Series/Report no.:Ohio State University. Department of Agricultural Economics and Rural Sociology. ESO (Economics and Sociology Occasional Paper). No. 2206
Several countries in Sub-Saharan Africa (SSA) have engaged in structural adjustment and financial sector reforms to either establish or strengthen their financing facilities. Unfortunately, the liberalization of financial markets in these countries has had little direct impact on the expansion of horticultural exports. The purpose of this paper was to examine more closely the argument about credit constraints and identify possible ways to improve the supply of financial services for horticultural exports in SSA countries. The data are drawn from case studies conducted by the Ohio State University team in six SSA countries including Ghana, Madagascar, Rwanda, Swaziland, The Gambia and Uganda during 1993-94. The methodology in the case studies was limited to reviewing the large number of studies already available, and to supplement them with interviews with key informants involved in horticultural exports.

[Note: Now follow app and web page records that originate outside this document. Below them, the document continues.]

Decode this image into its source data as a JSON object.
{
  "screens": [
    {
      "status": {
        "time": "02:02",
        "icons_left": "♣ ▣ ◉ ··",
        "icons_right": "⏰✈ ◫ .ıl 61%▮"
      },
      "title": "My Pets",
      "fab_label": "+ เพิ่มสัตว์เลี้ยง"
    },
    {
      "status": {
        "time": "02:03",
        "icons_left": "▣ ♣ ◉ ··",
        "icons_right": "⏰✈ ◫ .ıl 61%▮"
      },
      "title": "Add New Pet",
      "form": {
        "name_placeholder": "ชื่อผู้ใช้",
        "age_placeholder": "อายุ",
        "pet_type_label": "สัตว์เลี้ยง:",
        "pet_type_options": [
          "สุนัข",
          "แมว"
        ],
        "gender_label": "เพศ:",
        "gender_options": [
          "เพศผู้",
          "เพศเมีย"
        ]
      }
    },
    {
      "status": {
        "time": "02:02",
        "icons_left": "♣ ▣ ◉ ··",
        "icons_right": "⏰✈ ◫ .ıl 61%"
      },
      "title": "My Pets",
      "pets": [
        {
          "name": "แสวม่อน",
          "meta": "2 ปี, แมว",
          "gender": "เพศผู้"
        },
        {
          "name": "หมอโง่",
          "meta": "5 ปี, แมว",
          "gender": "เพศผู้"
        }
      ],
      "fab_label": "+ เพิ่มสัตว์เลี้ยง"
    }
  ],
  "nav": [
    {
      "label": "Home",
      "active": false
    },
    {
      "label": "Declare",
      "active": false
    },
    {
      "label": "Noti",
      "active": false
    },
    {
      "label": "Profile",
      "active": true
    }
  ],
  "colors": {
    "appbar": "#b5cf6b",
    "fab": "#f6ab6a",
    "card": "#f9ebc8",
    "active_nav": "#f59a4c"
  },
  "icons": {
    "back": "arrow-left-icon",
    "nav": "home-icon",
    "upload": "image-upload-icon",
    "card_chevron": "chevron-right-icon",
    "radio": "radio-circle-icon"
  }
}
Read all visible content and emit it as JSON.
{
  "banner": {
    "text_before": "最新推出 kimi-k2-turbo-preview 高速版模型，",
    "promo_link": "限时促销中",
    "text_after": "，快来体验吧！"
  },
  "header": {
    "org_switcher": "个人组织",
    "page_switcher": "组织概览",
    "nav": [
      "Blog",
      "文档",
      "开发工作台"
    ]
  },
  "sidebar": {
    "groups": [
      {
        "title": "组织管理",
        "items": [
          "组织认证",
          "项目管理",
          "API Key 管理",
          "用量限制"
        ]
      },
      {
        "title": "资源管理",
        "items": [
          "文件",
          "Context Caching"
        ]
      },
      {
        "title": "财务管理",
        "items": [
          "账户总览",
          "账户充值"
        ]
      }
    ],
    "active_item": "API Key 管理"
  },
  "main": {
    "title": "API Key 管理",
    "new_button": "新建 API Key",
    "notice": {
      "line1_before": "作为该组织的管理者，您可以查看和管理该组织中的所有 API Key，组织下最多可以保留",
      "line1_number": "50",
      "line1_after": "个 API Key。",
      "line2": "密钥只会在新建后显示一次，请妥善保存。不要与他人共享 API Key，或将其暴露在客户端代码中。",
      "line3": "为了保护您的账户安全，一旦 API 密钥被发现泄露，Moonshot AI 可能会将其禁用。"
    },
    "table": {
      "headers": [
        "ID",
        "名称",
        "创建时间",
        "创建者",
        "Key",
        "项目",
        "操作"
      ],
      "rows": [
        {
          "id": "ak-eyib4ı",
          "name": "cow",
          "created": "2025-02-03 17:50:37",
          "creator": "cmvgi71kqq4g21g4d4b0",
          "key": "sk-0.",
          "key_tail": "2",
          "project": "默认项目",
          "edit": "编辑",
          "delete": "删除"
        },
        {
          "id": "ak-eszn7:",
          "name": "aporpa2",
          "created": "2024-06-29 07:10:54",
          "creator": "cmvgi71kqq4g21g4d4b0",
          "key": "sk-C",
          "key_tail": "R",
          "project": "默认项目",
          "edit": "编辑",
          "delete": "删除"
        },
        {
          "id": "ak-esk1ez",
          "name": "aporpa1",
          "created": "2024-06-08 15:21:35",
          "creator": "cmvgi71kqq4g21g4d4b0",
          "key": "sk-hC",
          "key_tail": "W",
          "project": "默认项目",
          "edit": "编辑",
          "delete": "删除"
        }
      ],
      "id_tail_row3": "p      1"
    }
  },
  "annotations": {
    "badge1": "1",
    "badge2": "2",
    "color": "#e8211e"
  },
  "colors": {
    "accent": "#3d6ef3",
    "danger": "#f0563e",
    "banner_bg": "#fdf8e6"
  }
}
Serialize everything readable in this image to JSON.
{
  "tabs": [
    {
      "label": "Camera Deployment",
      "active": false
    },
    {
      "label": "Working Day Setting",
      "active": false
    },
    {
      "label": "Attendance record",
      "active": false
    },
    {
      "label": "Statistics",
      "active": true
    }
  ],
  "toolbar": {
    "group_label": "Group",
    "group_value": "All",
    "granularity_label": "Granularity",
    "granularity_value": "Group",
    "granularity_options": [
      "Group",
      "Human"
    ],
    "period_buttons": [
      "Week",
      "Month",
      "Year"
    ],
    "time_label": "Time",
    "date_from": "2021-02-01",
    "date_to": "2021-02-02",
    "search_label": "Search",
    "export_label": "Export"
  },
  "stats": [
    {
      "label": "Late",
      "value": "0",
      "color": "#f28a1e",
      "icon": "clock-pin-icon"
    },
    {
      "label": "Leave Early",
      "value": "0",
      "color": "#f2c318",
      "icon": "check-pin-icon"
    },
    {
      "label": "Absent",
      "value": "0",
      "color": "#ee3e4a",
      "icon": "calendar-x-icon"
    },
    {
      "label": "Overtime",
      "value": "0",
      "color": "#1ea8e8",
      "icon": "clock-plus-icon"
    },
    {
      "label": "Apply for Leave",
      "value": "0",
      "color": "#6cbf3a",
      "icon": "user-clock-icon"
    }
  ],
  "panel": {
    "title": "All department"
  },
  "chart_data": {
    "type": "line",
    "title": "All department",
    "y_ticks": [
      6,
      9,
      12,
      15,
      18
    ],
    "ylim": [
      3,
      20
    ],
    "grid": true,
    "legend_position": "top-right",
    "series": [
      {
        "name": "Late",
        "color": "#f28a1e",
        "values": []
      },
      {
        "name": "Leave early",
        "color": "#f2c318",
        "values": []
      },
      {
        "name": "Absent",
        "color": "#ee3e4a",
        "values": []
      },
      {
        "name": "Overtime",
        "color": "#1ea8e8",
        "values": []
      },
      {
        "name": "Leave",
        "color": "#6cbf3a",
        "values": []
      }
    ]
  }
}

The main conclusion that emerges from the country studies is that export financing is not the most important factor limiting export growth compared to removing policy distortions, poor infrastructure and weak support systems for entrepreneurs, and the demanding requirements for production and post-harvest technology including packaging, handling, and marketing.